  13. rodney burke says:

    slavery is not meant for crimes like murder. Murders should NOT be imprisoned for life, they should be executed and save the taxpayer money. Life without the possibilility of parole is utter nonsense. If a criminal is not fit to EVER function in society, they are NOT fit to live either. WTH are we paying a prisoner to live better than many of US law abiding citizens are? The money we spend on housing lifers could be used more productively. Let's start doing that. If it takes slavery to correct the wrongs of society, then I say we DO it! Someone in a Federal pen is not "paying back society" they are leeching OFF society. Hey you wanna win the war of poverty, take the money we spend on most prisons and spend it on programs to get the poor OUT of being poor and back to being productive members of society. Another set of LEECHES on the back of productive Americans.

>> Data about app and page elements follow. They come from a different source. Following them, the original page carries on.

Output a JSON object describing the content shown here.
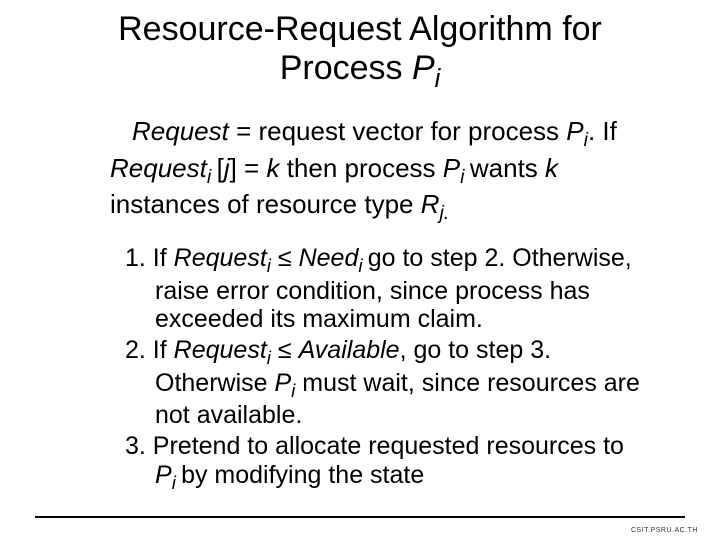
{
  "title": {
    "line1": "Resource-Request Algorithm for",
    "line2_pre": "Process ",
    "line2_p": "P",
    "line2_sub": "i"
  },
  "intro": {
    "t1": "Request",
    "t2": " = request vector for process ",
    "t3": "P",
    "t4": "i",
    "t5": ".  If ",
    "t6": "Request",
    "t7": "i ",
    "t8": "[",
    "t9": "j",
    "t10": "] = ",
    "t11": "k",
    "t12": " then process ",
    "t13": "P",
    "t14": "i ",
    "t15": "wants ",
    "t16": "k",
    "t17": " instances of resource type ",
    "t18": "R",
    "t19": "j."
  },
  "steps": {
    "s1_num": "1.",
    "s1a": "  If ",
    "s1b": "Request",
    "s1c": "i",
    "s1d": " ≤ ",
    "s1e": "Need",
    "s1f": "i ",
    "s1g": "go to step 2.  Otherwise, raise error condition, since process has exceeded its maximum claim.",
    "s2_num": "2.",
    "s2a": "  If ",
    "s2b": "Request",
    "s2c": "i",
    "s2d": " ≤ ",
    "s2e": "Available",
    "s2f": ", go to step 3.  Otherwise ",
    "s2g": "P",
    "s2h": "i",
    "s2i": "  must wait, since resources are not available.",
    "s3_num": "3.",
    "s3a": "  Pretend to allocate requested resources to ",
    "s3b": "P",
    "s3c": "i ",
    "s3d": "by modifying the state"
  },
  "footer": "CSIT.PSRU.AC.TH"
}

  14. This leaves a large gap for "victimless crimes" for which too large a portion of the population is now incarcerated. To whom should go the wages of a convicted pot smoker?

  15. Obviously once you switch to a legal system based on justice for victims, it defines crime based on the victim.

    Thus victimless crime is no longer crime.

  16. Stuart Shepherd says:

    Fantastic idea. Slavery in the Bible was used by God as a symbol of our DEBT (symbolically and really- sin). If a man owed another man money and could not/did not repay it, the debtee was legally entitled to assume the debtor as a slave of indefinite length of servitude. God used the example of Philemon in the New Testament as a symbol of Christ's sacrifice to "pay" our debt of sin (death) when Paul asked that he be returned from slavery (which was "eternal") and, of course, the entire story and reality of the Hebrew slaves' bondage and redemption from it in the Old Testament is a symbol of the coming Christ. Great idea- pay your debt to "society" or, better yet, the person or persons you actually harmed- at THEIR mercy, with the 13th Ammendment enforceable by the 2nd! I love it!

  17. Tim Mayeaux says:

    GENESIS 9:6 makes it very plain. You pay with your life. This "law" or edict was given soon after GOD killed EVERYONE on the (HIS) planet. Telling Noah, HE wanted US to know life is precious. The other "laws" were to come later. Murder was wrong in the beginning of GENESIS too. Cain/Able.

  18. Tim Mayeaux says:

    not to mention killing innocent people that have NEVER done anything to society. And once again, WE the Sheeople funding the wickedness, damning millions to HELL. Will "we" ever wake up? doubt it….

  19. Tim Mayeaux says:

    you know nothing about the section 8 housing YOU pay for, do ya ?

  20. Phillip the Bruce says:

    Right David, it does not say turn the criminal over to the victim as a slave. It says sell him into slavery and use the proceeds to reimburse the victim.